Another tech blog AllThingsD, had a realistic (although a bit more sobering) outlook on the Spotify effect compared to TechCrunch:
“Some people who weren’t buying any music at all start shelling out a monthly fee for subscription services, turning pirates into profit centers. That still won’t be enough to replace the dollars the industry has lost since its pre-Napster party days. But it is much, much better than nothing.”
Clearly the pre-Napster days are a dream far gone, but artists want to know whether Spotify helps or hurts their bottom line (compared to the current status quo). Spotify CEO Daniel Ek obviously has been open about defending Spotify and their business model, which he says does not cannibalize music sales. Regardless of the cause of album sale decline, Ek told Evolver.fm in February:
“You're talking 10 million active users, 2.5 million subscribers - most of them paying $120 a year, which is double the amount of your average iTunes user. Do you really want to hold back your album from people who are finally paying for music again?”

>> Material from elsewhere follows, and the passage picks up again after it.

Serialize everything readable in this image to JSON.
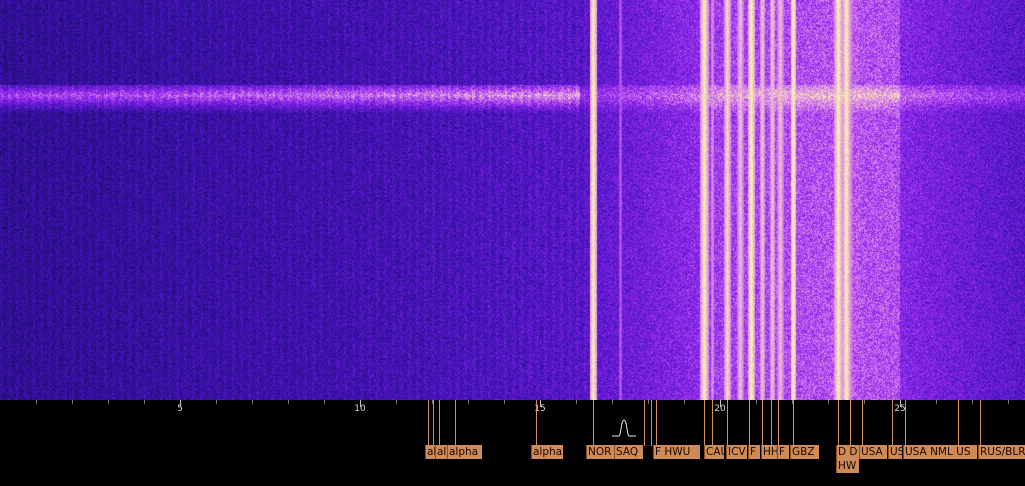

To be fair, most aren’t paying for Spotify’s premium service, but their absolute user number is increasing by millions as the months go on and their integration with Facebook’s Open Graph deepens. The question now becomes which audience is more affected by Spotify: an audience willing to go out and buy albums but is currently not doing so because of streaming services or an audience that is now paying a monthly subscription cost when they would otherwise being paying nothing or close to nothing for music. What do you think’s more likely?